It's a hot summer day, while many students out of school are hitting the beach and working on their tan, dozens of students are working at Kawainui Marsh.
"We're out here to make this island look more beautiful, restore native plants and bring back Hawaii" said Kaimuki High School student, Cherie Patton.
Kawainui Marsh used to be the state's largest fishpond, an open water area.
But over the years, invasive plants moved in, moving out native birds.
Now humans are fighting back. Clearing weeds and opening up channels in the marsh's islets.
"Its important for our wetland birds, our native birds, to bring them back to Kawainui Marsh" said Chuck "Doc" Burrows, a Restoration Coordinator.
Its a year round effort to reduce invasive species.
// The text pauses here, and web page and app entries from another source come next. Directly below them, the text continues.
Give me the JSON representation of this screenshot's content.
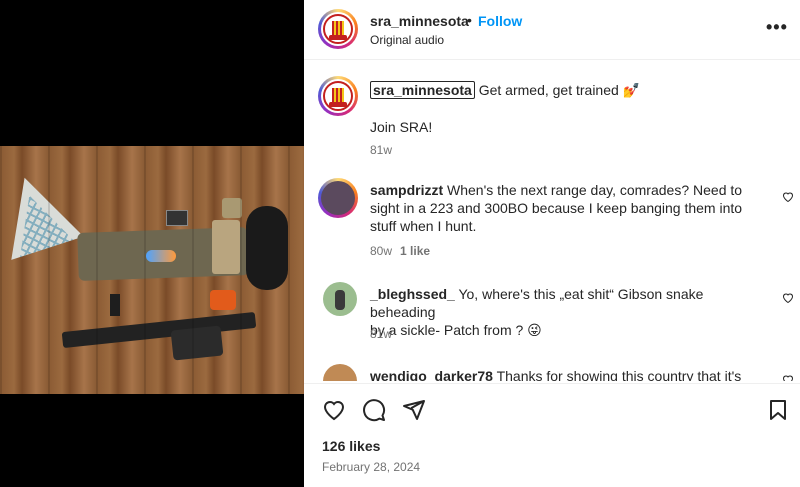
{
  "post": {
    "username": "sra_minnesota",
    "follow_label": "Follow",
    "separator": "•",
    "audio": "Original audio",
    "more_label": "•••"
  },
  "caption": {
    "username": "sra_minnesota",
    "text": "Get armed, get trained",
    "emoji": "💅",
    "body": "Join SRA!",
    "time": "81w"
  },
  "comments": [
    {
      "username": "sampdrizzt",
      "text_line1": "When's the next range day, comrades? Need to",
      "text_line2": "sight in a 223 and 300BO because I keep banging them into",
      "text_line3": "stuff when I hunt.",
      "time": "80w",
      "likes": "1 like"
    },
    {
      "username": "_bleghssed_",
      "text_line1": "Yo, where's this „eat shit“ Gibson snake beheading",
      "text_line2": "by a sickle- Patch from ?",
      "emoji": "😜",
      "time": "81w"
    },
    {
      "username": "wendigo_darker78",
      "text_line1": "Thanks for showing this country that it's"
    }
  ],
  "footer": {
    "likes": "126 likes",
    "date": "February 28, 2024"
  },
  "colors": {
    "follow": "#0095f6",
    "text": "#262626",
    "muted": "#737373",
    "media_bg": "#000000"
  }
}
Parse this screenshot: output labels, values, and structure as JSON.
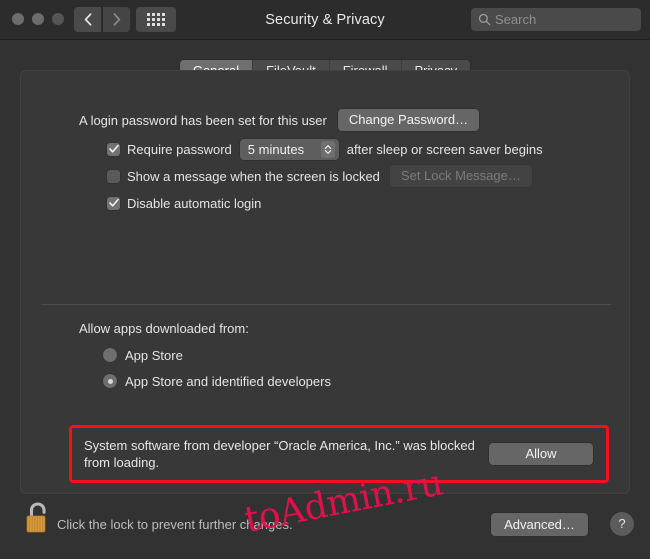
{
  "window": {
    "title": "Security & Privacy",
    "traffic_lights": [
      "close",
      "minimize",
      "zoom"
    ],
    "nav": {
      "back_icon": "chevron-left-icon",
      "forward_icon": "chevron-right-icon",
      "grid_icon": "grid-view-icon"
    },
    "search": {
      "placeholder": "Search",
      "value": "",
      "icon": "search-icon"
    }
  },
  "tabs": [
    {
      "label": "General",
      "active": true
    },
    {
      "label": "FileVault",
      "active": false
    },
    {
      "label": "Firewall",
      "active": false
    },
    {
      "label": "Privacy",
      "active": false
    }
  ],
  "general": {
    "login_password_text": "A login password has been set for this user",
    "change_password_button": "Change Password…",
    "checkboxes": [
      {
        "label": "Require password",
        "checked": true
      },
      {
        "label": "Show a message when the screen is locked",
        "checked": false
      },
      {
        "label": "Disable automatic login",
        "checked": true
      }
    ],
    "require_password_delay": "5 minutes",
    "require_password_suffix": "after sleep or screen saver begins",
    "set_lock_message_button": "Set Lock Message…",
    "set_lock_message_disabled": true,
    "allow_apps_title": "Allow apps downloaded from:",
    "radios": [
      {
        "label": "App Store",
        "selected": false
      },
      {
        "label": "App Store and identified developers",
        "selected": true
      }
    ],
    "blocked_notice": {
      "message": "System software from developer “Oracle America, Inc.” was blocked from loading.",
      "allow_button": "Allow",
      "highlight_color": "#fc0d1b"
    }
  },
  "footer": {
    "lock_icon": "unlocked-padlock-icon",
    "lock_text": "Click the lock to prevent further changes.",
    "advanced_button": "Advanced…",
    "help_button": "?"
  },
  "watermark": {
    "text": "toAdmin.ru",
    "color": "#e0114a"
  }
}
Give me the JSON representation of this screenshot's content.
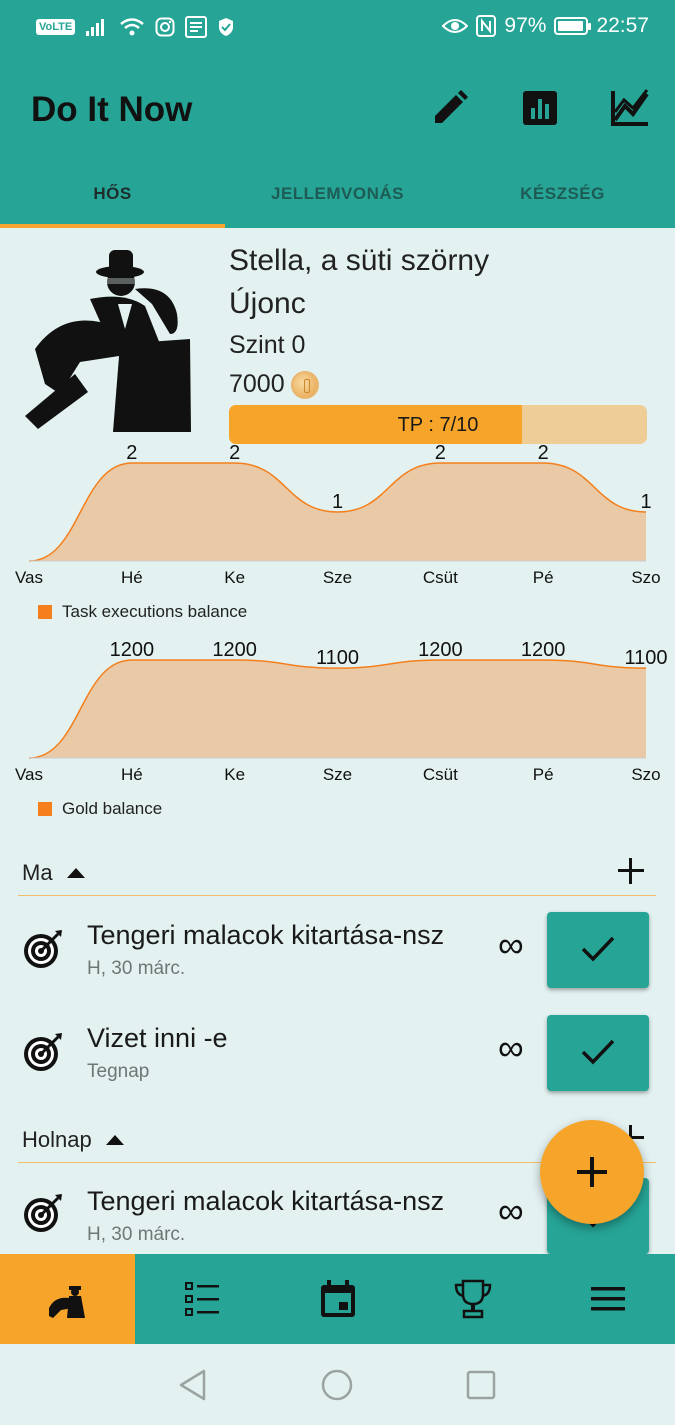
{
  "status_bar": {
    "volte": "VoLTE",
    "battery": "97%",
    "time": "22:57"
  },
  "app": {
    "title": "Do It Now"
  },
  "tabs": [
    {
      "label": "HŐS",
      "active": true
    },
    {
      "label": "JELLEMVONÁS",
      "active": false
    },
    {
      "label": "KÉSZSÉG",
      "active": false
    }
  ],
  "hero": {
    "name": "Stella, a süti szörny",
    "rank": "Újonc",
    "level": "Szint 0",
    "gold": "7000",
    "tp_text": "TP : 7/10",
    "tp_fraction": 0.7
  },
  "chart_data": [
    {
      "type": "area",
      "categories": [
        "Vas",
        "Hé",
        "Ke",
        "Sze",
        "Csüt",
        "Pé",
        "Szo"
      ],
      "series": [
        {
          "name": "Task executions balance",
          "values": [
            0,
            2,
            2,
            1,
            2,
            2,
            1
          ]
        }
      ],
      "data_labels": [
        "",
        "2",
        "2",
        "1",
        "2",
        "2",
        "1"
      ],
      "ylim": [
        0,
        2
      ],
      "legend": "bottom-left",
      "color": "#f47f1c",
      "fill": "#e9c9a6"
    },
    {
      "type": "area",
      "categories": [
        "Vas",
        "Hé",
        "Ke",
        "Sze",
        "Csüt",
        "Pé",
        "Szo"
      ],
      "series": [
        {
          "name": "Gold balance",
          "values": [
            0,
            1200,
            1200,
            1100,
            1200,
            1200,
            1100
          ]
        }
      ],
      "data_labels": [
        "",
        "1200",
        "1200",
        "1100",
        "1200",
        "1200",
        "1100"
      ],
      "ylim": [
        0,
        1200
      ],
      "legend": "bottom-left",
      "color": "#f47f1c",
      "fill": "#e9c9a6"
    }
  ],
  "sections": [
    {
      "title": "Ma",
      "tasks": [
        {
          "title": "Tengeri malacok kitartása-nsz",
          "subtitle": "H, 30 márc.",
          "repeat": "∞"
        },
        {
          "title": "Vizet inni -e",
          "subtitle": "Tegnap",
          "repeat": "∞"
        }
      ]
    },
    {
      "title": "Holnap",
      "tasks": [
        {
          "title": "Tengeri malacok kitartása-nsz",
          "subtitle": "H, 30 márc.",
          "repeat": "∞"
        }
      ]
    }
  ],
  "icons": {
    "appbar": [
      "edit-icon",
      "bar-chart-icon",
      "line-chart-icon"
    ],
    "bottom_nav": [
      "hero-icon",
      "task-list-icon",
      "calendar-icon",
      "trophy-icon",
      "menu-icon"
    ],
    "system_nav": [
      "back-icon",
      "home-icon",
      "recents-icon"
    ]
  },
  "colors": {
    "primary": "#26a596",
    "accent": "#f6a52a",
    "background": "#e3f2f1"
  }
}
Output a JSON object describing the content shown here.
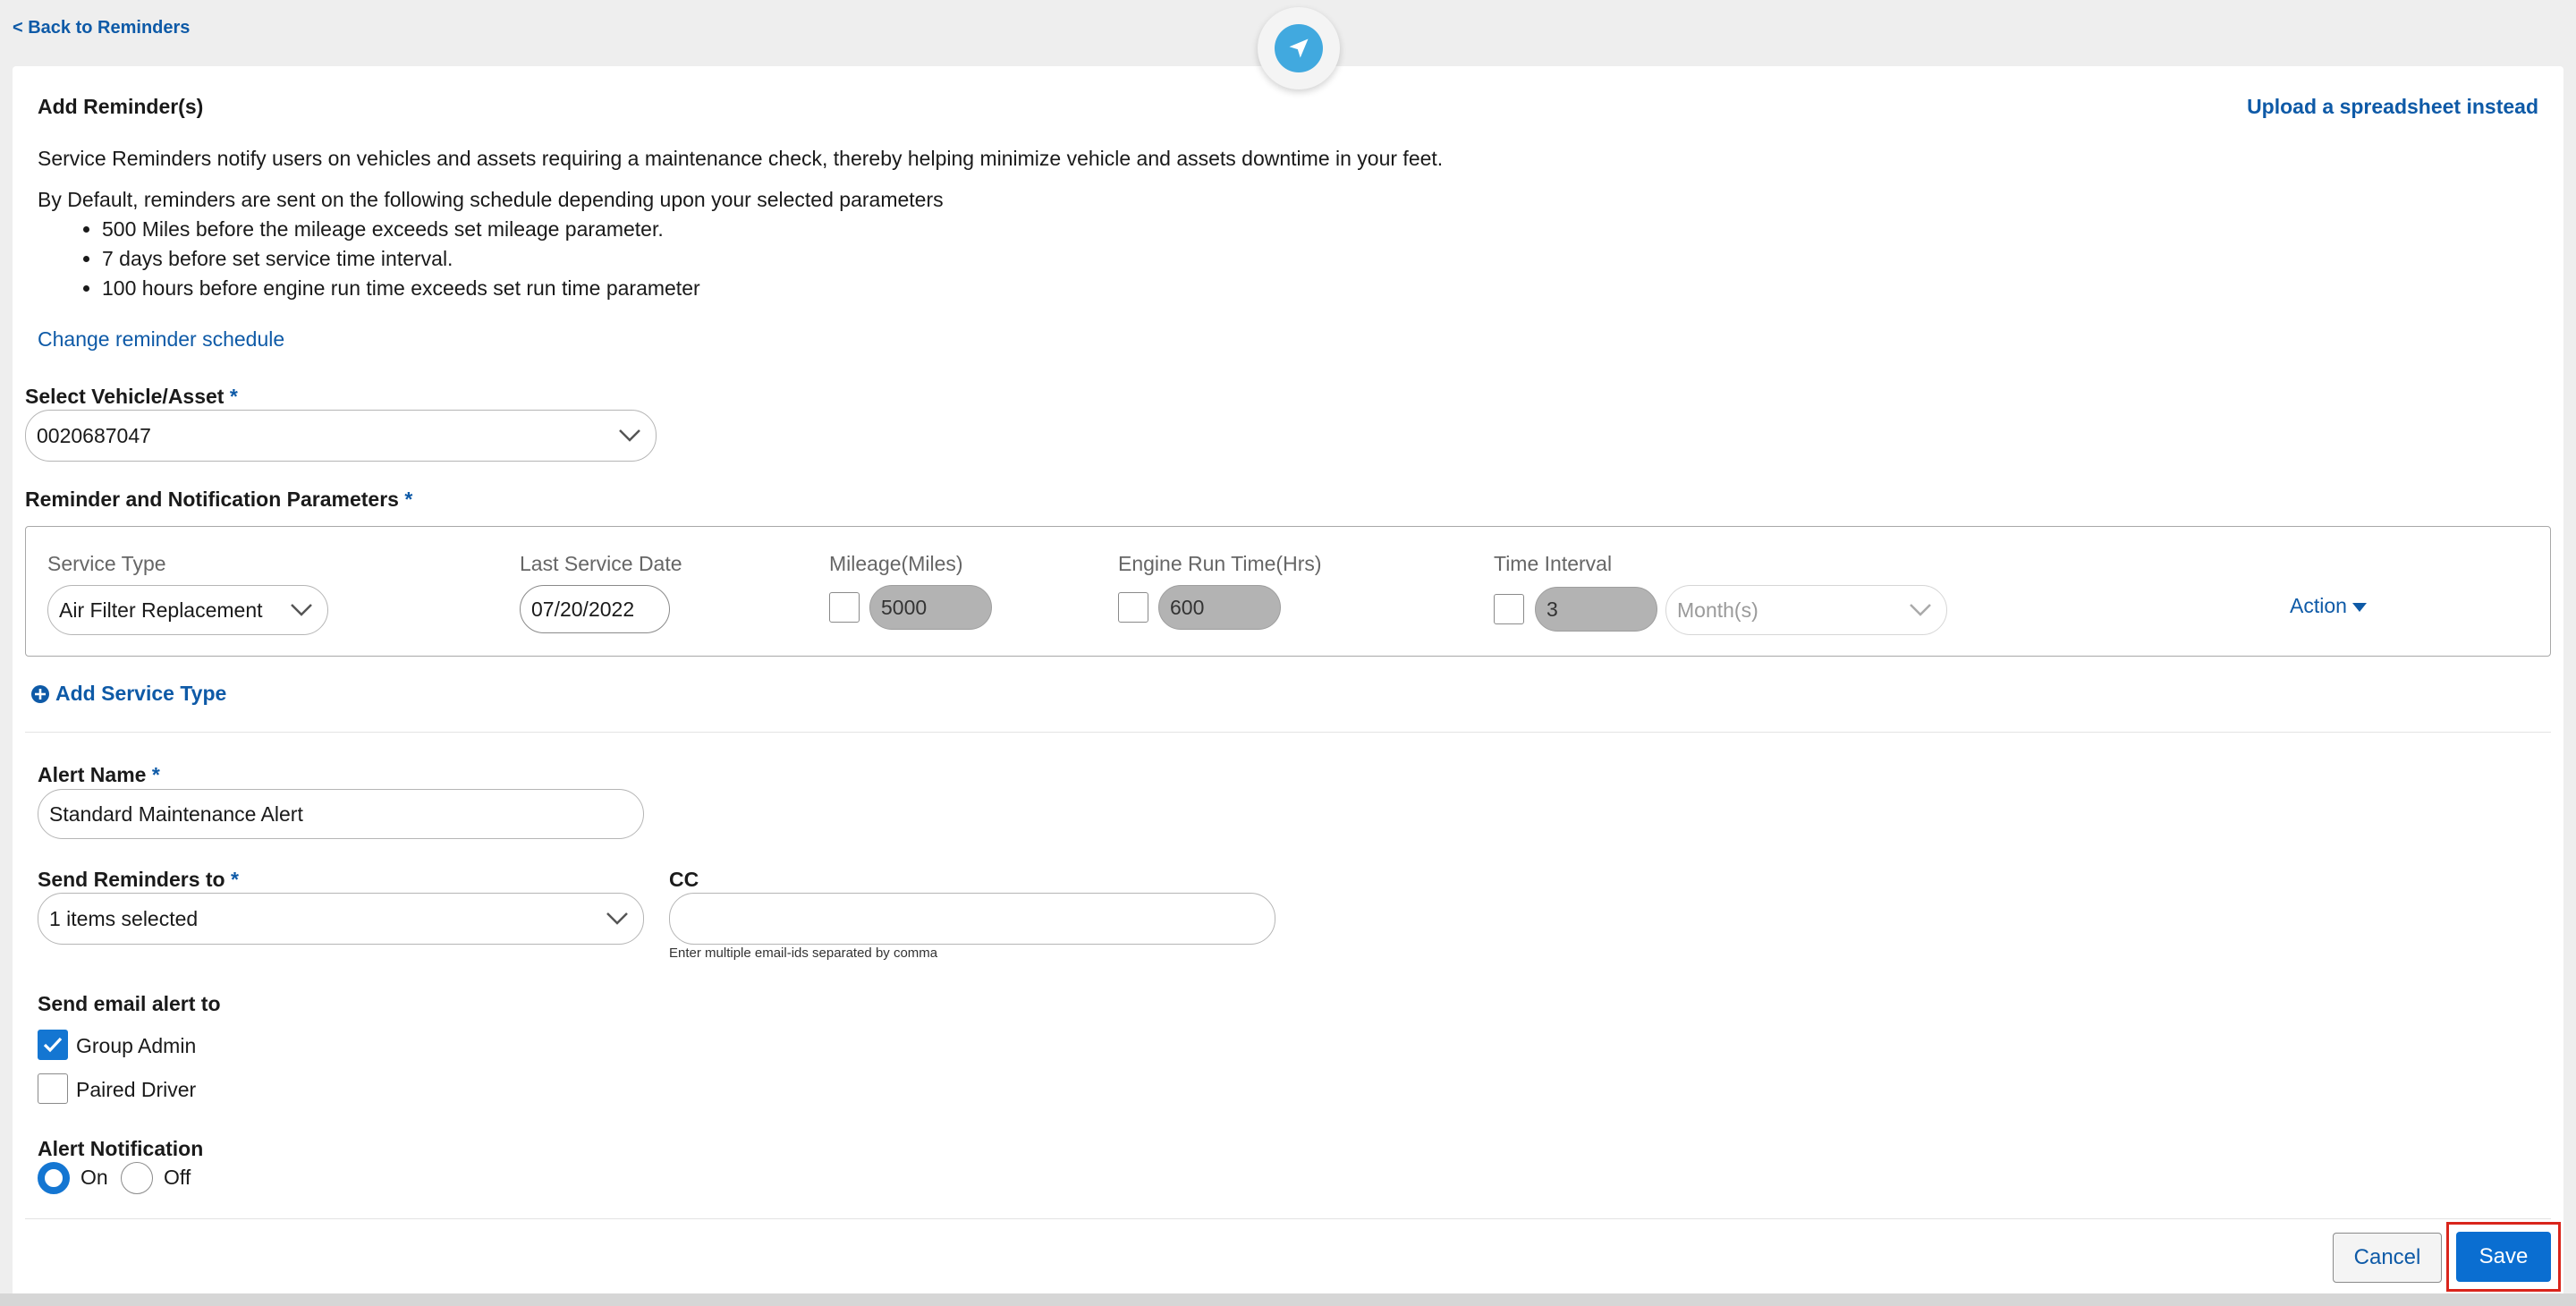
{
  "nav": {
    "back_label": "< Back to Reminders"
  },
  "header": {
    "title": "Add Reminder(s)",
    "upload_link": "Upload a spreadsheet instead"
  },
  "info": {
    "description": "Service Reminders notify users on vehicles and assets requiring a maintenance check, thereby helping minimize vehicle and assets downtime in your feet.",
    "default_intro": "By Default, reminders are sent on the following schedule depending upon your selected parameters",
    "bullets": [
      "500 Miles before the mileage exceeds set mileage parameter.",
      "7 days before set service time interval.",
      "100 hours before engine run time exceeds set run time parameter"
    ],
    "change_link": "Change reminder schedule"
  },
  "vehicle": {
    "label": "Select Vehicle/Asset",
    "required": "*",
    "value": "0020687047"
  },
  "params": {
    "label": "Reminder and Notification Parameters",
    "required": "*",
    "headers": {
      "service_type": "Service Type",
      "last_service_date": "Last Service Date",
      "mileage": "Mileage(Miles)",
      "engine_run_time": "Engine Run Time(Hrs)",
      "time_interval": "Time Interval"
    },
    "row": {
      "service_type": "Air Filter Replacement",
      "last_service_date": "07/20/2022",
      "mileage": "5000",
      "engine_run_time": "600",
      "time_interval": "3",
      "interval_unit": "Month(s)",
      "action": "Action"
    },
    "add_service_type": "Add Service Type"
  },
  "alert": {
    "name_label": "Alert Name",
    "name_required": "*",
    "name_value": "Standard Maintenance Alert",
    "send_to_label": "Send Reminders to",
    "send_to_required": "*",
    "send_to_value": "1 items selected",
    "cc_label": "CC",
    "cc_value": "",
    "cc_helper": "Enter multiple email-ids separated by comma",
    "email_alert_label": "Send email alert to",
    "email_options": [
      {
        "label": "Group Admin",
        "checked": true
      },
      {
        "label": "Paired Driver",
        "checked": false
      }
    ],
    "notification_label": "Alert Notification",
    "notification_on": "On",
    "notification_off": "Off",
    "notification_value": "On"
  },
  "footer": {
    "cancel_label": "Cancel",
    "save_label": "Save"
  },
  "colors": {
    "accent": "#0e5aa7",
    "primary_button": "#0a6ed1",
    "highlight": "#d9251c"
  }
}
And even though its been going on for quite a while, more help is needed from volunteers.
This is a project to demonstrate to the state and the community what needs to be done to help. And how even a day's work can make a difference in the health of this habitat.
Its back breaking work, that has even brought in students from the mainland. Who are spending their summer here on this restoration effort. While they end up muddy, sore and tired, these students also get something else from this labor with the land.
"I feel like I actually get something out of this. I feel like I did a good job at the end of the day and I know I helped Hawaii which is a good thing" said Daniel Lipkowitz, a student from New Jersey.
As part of the restoration and education of Kawainui Marsh, there are informative tours held the first saturday of each month. With work projects held on following saturdays.